Recommended Read by Congressman Marshall: 

How some cities ‘flattened the curve’ during the 1918 flu pandemic
Social distancing isn’t a new idea—it saved thousands of American lives during the last great pandemic. Here's how it worked. https://apple.news/AVcfT9tVgRhGzBWifOL4PJg

From the World Health Organization:

This document provides information about the new codes for COVID-19 and includes clinical coding examples in the context of COVID-19. It includes a reference to the WHO case definitions for surveillance. https://www.who.int/classifications/icd/COVID-19-coding-icd10.pdf?ua=1​ 

From a medical professional in Detroit, Mich: 

739 admitted patients in isolation. 405 patients that have tested positive. 144 admitted pending results. We are turning our outpatient clinic spaces into hospital rooms. As well as converting more floors to ICU’s. We are turning our outpatient clinic spaces into hospital rooms.
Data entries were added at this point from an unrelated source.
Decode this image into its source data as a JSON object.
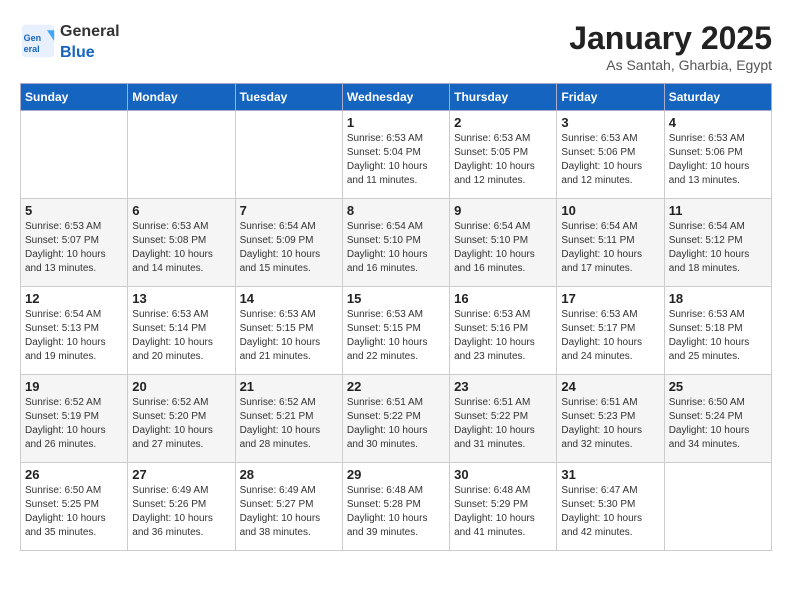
{
  "logo": {
    "general": "General",
    "blue": "Blue"
  },
  "title": "January 2025",
  "location": "As Santah, Gharbia, Egypt",
  "weekdays": [
    "Sunday",
    "Monday",
    "Tuesday",
    "Wednesday",
    "Thursday",
    "Friday",
    "Saturday"
  ],
  "weeks": [
    [
      {
        "day": "",
        "info": ""
      },
      {
        "day": "",
        "info": ""
      },
      {
        "day": "",
        "info": ""
      },
      {
        "day": "1",
        "info": "Sunrise: 6:53 AM\nSunset: 5:04 PM\nDaylight: 10 hours\nand 11 minutes."
      },
      {
        "day": "2",
        "info": "Sunrise: 6:53 AM\nSunset: 5:05 PM\nDaylight: 10 hours\nand 12 minutes."
      },
      {
        "day": "3",
        "info": "Sunrise: 6:53 AM\nSunset: 5:06 PM\nDaylight: 10 hours\nand 12 minutes."
      },
      {
        "day": "4",
        "info": "Sunrise: 6:53 AM\nSunset: 5:06 PM\nDaylight: 10 hours\nand 13 minutes."
      }
    ],
    [
      {
        "day": "5",
        "info": "Sunrise: 6:53 AM\nSunset: 5:07 PM\nDaylight: 10 hours\nand 13 minutes."
      },
      {
        "day": "6",
        "info": "Sunrise: 6:53 AM\nSunset: 5:08 PM\nDaylight: 10 hours\nand 14 minutes."
      },
      {
        "day": "7",
        "info": "Sunrise: 6:54 AM\nSunset: 5:09 PM\nDaylight: 10 hours\nand 15 minutes."
      },
      {
        "day": "8",
        "info": "Sunrise: 6:54 AM\nSunset: 5:10 PM\nDaylight: 10 hours\nand 16 minutes."
      },
      {
        "day": "9",
        "info": "Sunrise: 6:54 AM\nSunset: 5:10 PM\nDaylight: 10 hours\nand 16 minutes."
      },
      {
        "day": "10",
        "info": "Sunrise: 6:54 AM\nSunset: 5:11 PM\nDaylight: 10 hours\nand 17 minutes."
      },
      {
        "day": "11",
        "info": "Sunrise: 6:54 AM\nSunset: 5:12 PM\nDaylight: 10 hours\nand 18 minutes."
      }
    ],
    [
      {
        "day": "12",
        "info": "Sunrise: 6:54 AM\nSunset: 5:13 PM\nDaylight: 10 hours\nand 19 minutes."
      },
      {
        "day": "13",
        "info": "Sunrise: 6:53 AM\nSunset: 5:14 PM\nDaylight: 10 hours\nand 20 minutes."
      },
      {
        "day": "14",
        "info": "Sunrise: 6:53 AM\nSunset: 5:15 PM\nDaylight: 10 hours\nand 21 minutes."
      },
      {
        "day": "15",
        "info": "Sunrise: 6:53 AM\nSunset: 5:15 PM\nDaylight: 10 hours\nand 22 minutes."
      },
      {
        "day": "16",
        "info": "Sunrise: 6:53 AM\nSunset: 5:16 PM\nDaylight: 10 hours\nand 23 minutes."
      },
      {
        "day": "17",
        "info": "Sunrise: 6:53 AM\nSunset: 5:17 PM\nDaylight: 10 hours\nand 24 minutes."
      },
      {
        "day": "18",
        "info": "Sunrise: 6:53 AM\nSunset: 5:18 PM\nDaylight: 10 hours\nand 25 minutes."
      }
    ],
    [
      {
        "day": "19",
        "info": "Sunrise: 6:52 AM\nSunset: 5:19 PM\nDaylight: 10 hours\nand 26 minutes."
      },
      {
        "day": "20",
        "info": "Sunrise: 6:52 AM\nSunset: 5:20 PM\nDaylight: 10 hours\nand 27 minutes."
      },
      {
        "day": "21",
        "info": "Sunrise: 6:52 AM\nSunset: 5:21 PM\nDaylight: 10 hours\nand 28 minutes."
      },
      {
        "day": "22",
        "info": "Sunrise: 6:51 AM\nSunset: 5:22 PM\nDaylight: 10 hours\nand 30 minutes."
      },
      {
        "day": "23",
        "info": "Sunrise: 6:51 AM\nSunset: 5:22 PM\nDaylight: 10 hours\nand 31 minutes."
      },
      {
        "day": "24",
        "info": "Sunrise: 6:51 AM\nSunset: 5:23 PM\nDaylight: 10 hours\nand 32 minutes."
      },
      {
        "day": "25",
        "info": "Sunrise: 6:50 AM\nSunset: 5:24 PM\nDaylight: 10 hours\nand 34 minutes."
      }
    ],
    [
      {
        "day": "26",
        "info": "Sunrise: 6:50 AM\nSunset: 5:25 PM\nDaylight: 10 hours\nand 35 minutes."
      },
      {
        "day": "27",
        "info": "Sunrise: 6:49 AM\nSunset: 5:26 PM\nDaylight: 10 hours\nand 36 minutes."
      },
      {
        "day": "28",
        "info": "Sunrise: 6:49 AM\nSunset: 5:27 PM\nDaylight: 10 hours\nand 38 minutes."
      },
      {
        "day": "29",
        "info": "Sunrise: 6:48 AM\nSunset: 5:28 PM\nDaylight: 10 hours\nand 39 minutes."
      },
      {
        "day": "30",
        "info": "Sunrise: 6:48 AM\nSunset: 5:29 PM\nDaylight: 10 hours\nand 41 minutes."
      },
      {
        "day": "31",
        "info": "Sunrise: 6:47 AM\nSunset: 5:30 PM\nDaylight: 10 hours\nand 42 minutes."
      },
      {
        "day": "",
        "info": ""
      }
    ]
  ]
}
As well as converting more floors to ICU’s.

March 28

From a medical professional in Detroit, Mich: 

Average ventilator time for those on vents that get better.... 10 days . Takes 10 days on a vent to get over this stuff! 

Over seven days ago we had to split all the ventilators, so now two people per ventilator. Now may have to go to four people pet ventilator
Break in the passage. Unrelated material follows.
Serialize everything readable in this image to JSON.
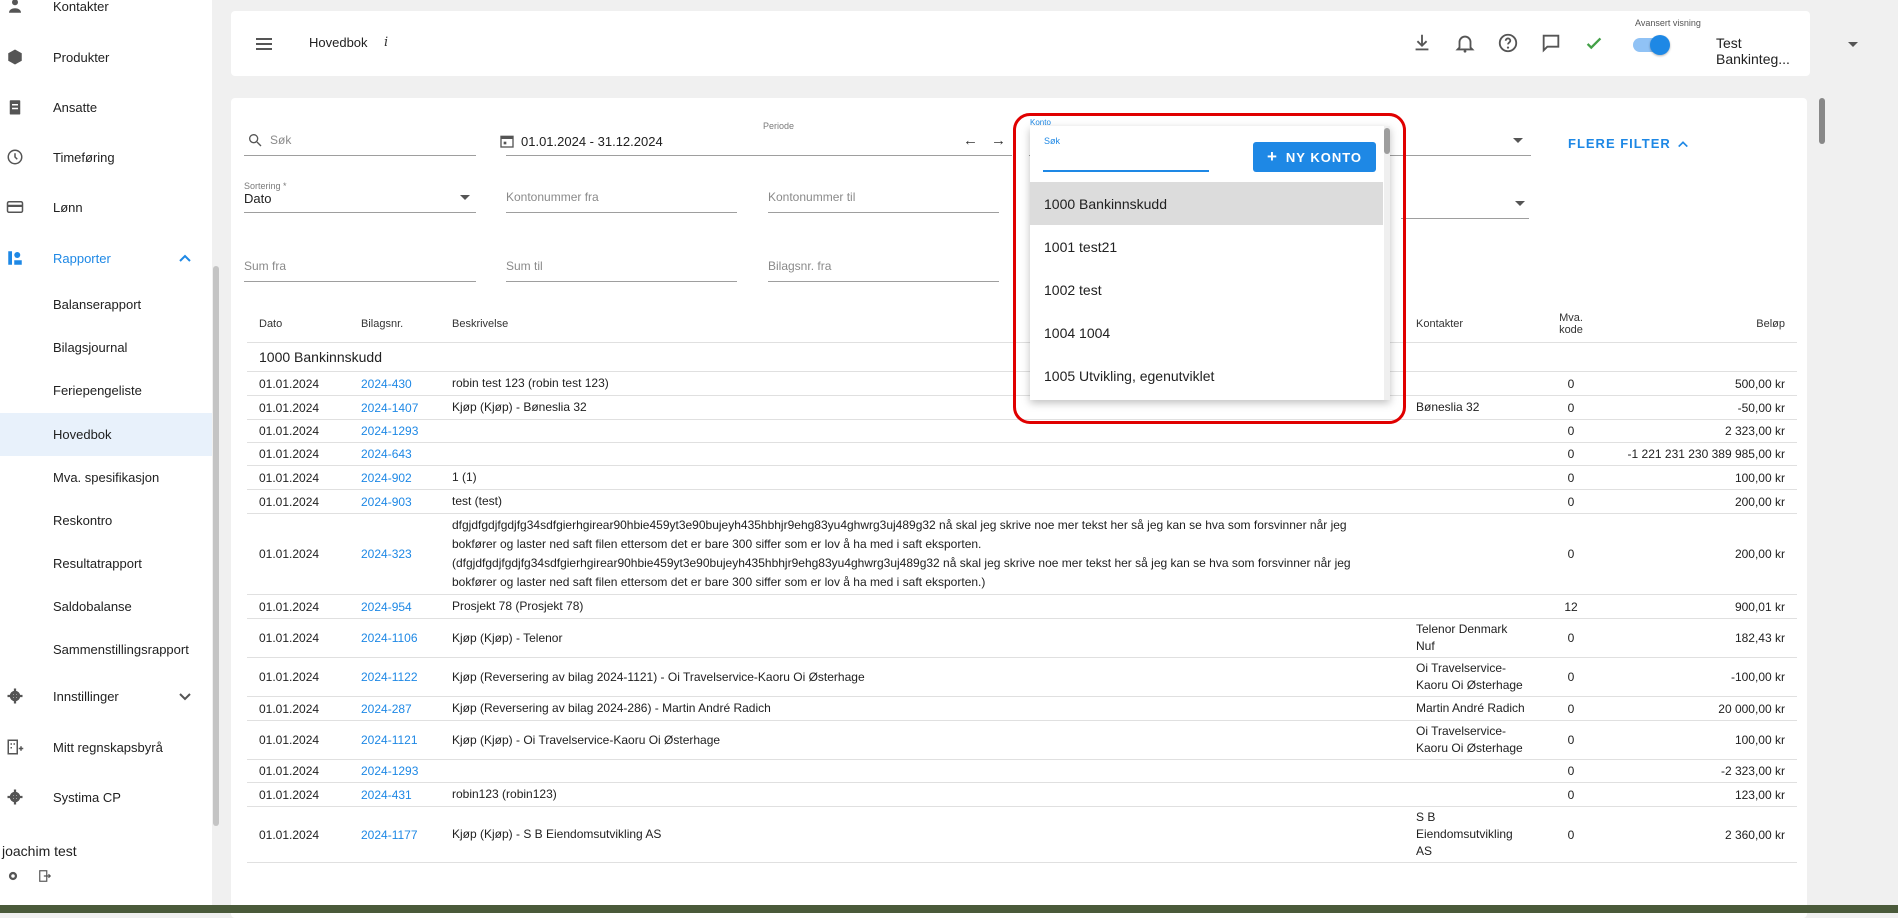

And it gets VERY tricky. You need extra RT staff to manage it. Because everyone’s volumes and peeps are different 


From Congressman Marshall: 

An NYC doctors explains steps all medical professionals can take to prevent infection and stop the spread: https://youtu.be/WxyH1rkuLaw 
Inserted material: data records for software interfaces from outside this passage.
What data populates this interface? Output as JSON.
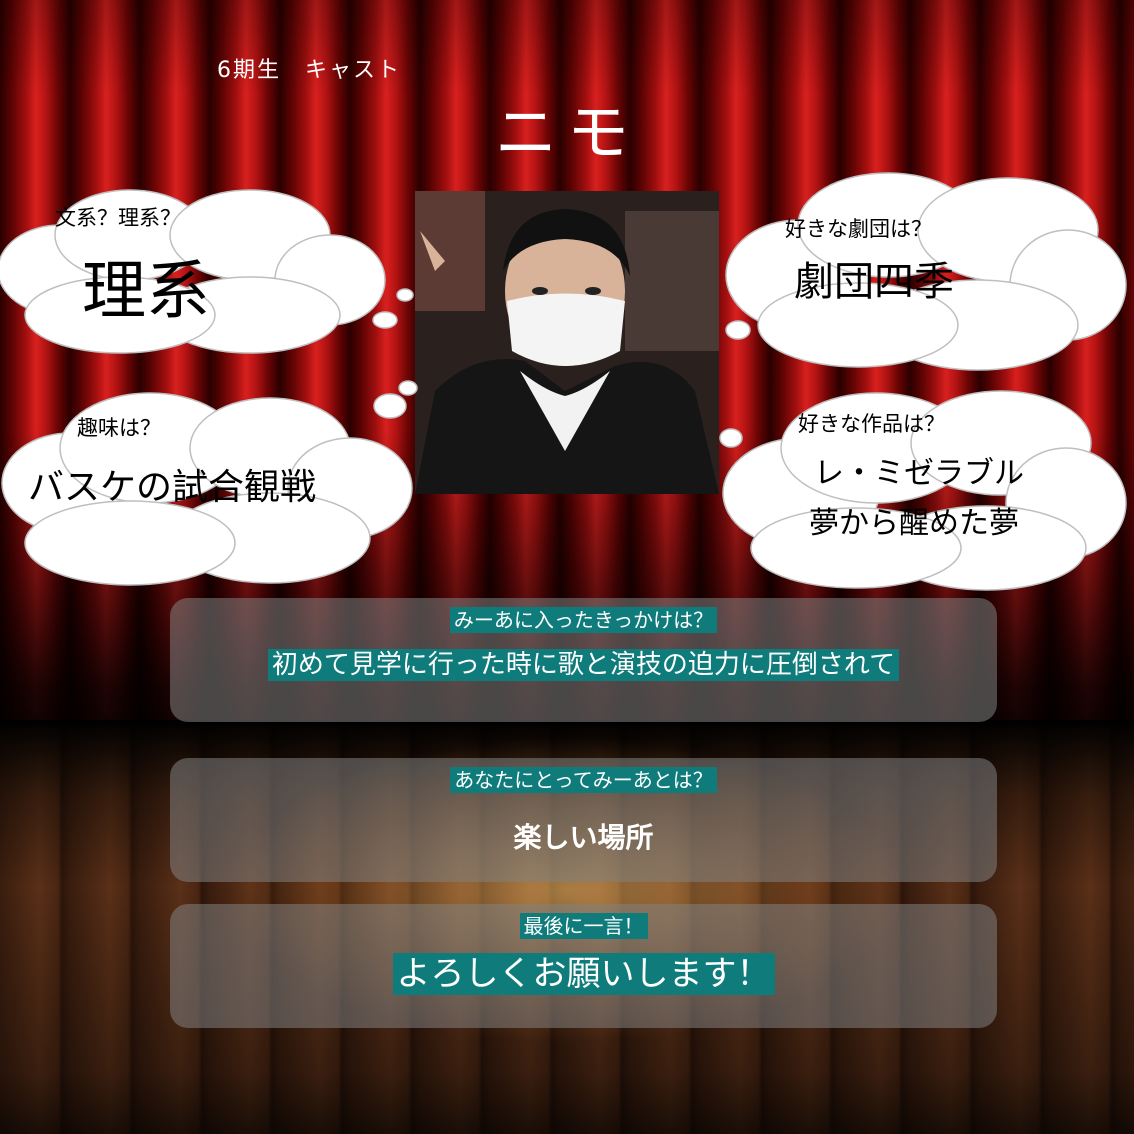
{
  "header": {
    "cast_label": "6期生　キャスト",
    "name": "ニモ"
  },
  "profile": {
    "photo_alt": "",
    "faculty_question": "文系？理系？",
    "faculty_answer": "理系",
    "hobby_question": "趣味は？",
    "hobby_answer": "バスケの試合観戦",
    "troupe_question": "好きな劇団は？",
    "troupe_answer": "劇団四季",
    "works_question": "好きな作品は？",
    "works_answer_1": "レ・ミゼラブル",
    "works_answer_2": "夢から醒めた夢"
  },
  "panels": {
    "reason_question": "みーあに入ったきっかけは？",
    "reason_answer": "初めて見学に行った時に歌と演技の迫力に圧倒されて",
    "meaning_question": "あなたにとってみーあとは？",
    "meaning_answer": "楽しい場所",
    "message_question": "最後に一言！",
    "message_answer": "よろしくお願いします！"
  },
  "colors": {
    "highlight": "#0f7b7b",
    "curtain": "#b31313",
    "cloud": "#ffffff"
  }
}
March 27

This was shared with hospital staff in Detroit, Mich., and provide some very useful information from doctors in Wuhan, China. 

https://www.youtube.com/watch?v=9C_enNUJRXw&feature=youtu.be Timestamps are in the video description page - you should be able to click a timestamp on the Youtube page and go straight to the relevant time and section.​

From Congressman Marshall: 

A NYC doctor talks about how hospitals are handling the patient load and the decision process for which patients are placed on ventilators. https://youtu.be/WxyH1rkuLaw 

March 26

Thoughts from Congressman Marshall:

I’ve been following this virus closely since Mid January. On Jan. 24 I first spoke to KDHE and the CDC and asked them to start ramping up testing supplies and PPEs. And since then I’ve spoken to hundreds of doctors, many hospitals and labs, thousands of Kansans, communicated with the CDC and FDA regularly, visited the KDHE lab and have tried to be a strong voice connecting the needs of local health care workers with Washington, D.C.

My favorite data link to follow the epidemiology: https://www.worldometers.info/coronavirus/country/us/

A few lessons learned

For testing: 

  • You can use Chlamydia swabs and Influenza swabs (Non-wood) for Covid 19 Testing
  • You can take the viral medium and split it in half for testing, and this doubles the use of your viral medium. Your lab can do this!
  • Reference labs take 3-4 days for results. I don’t know of any that accept specimens in saline.
  • Some specimens are spilling in shipment. (I'm not sure why lab not “tightening” the lid).
  • Samples must be shipped in coolant.
  • DO not let the lack of testing impact your best clinical judgment.
  • Please share your story!

More later! Rwm


49 year-old cardiac anesthesiologist has an appendectomy and goes back to work three days later. Losses scheduled vacation to care for #COVID19 THIS! Heart of a physician! I am so proud to call her colleague!! #patientsfirst - Anonymous 




Office Locations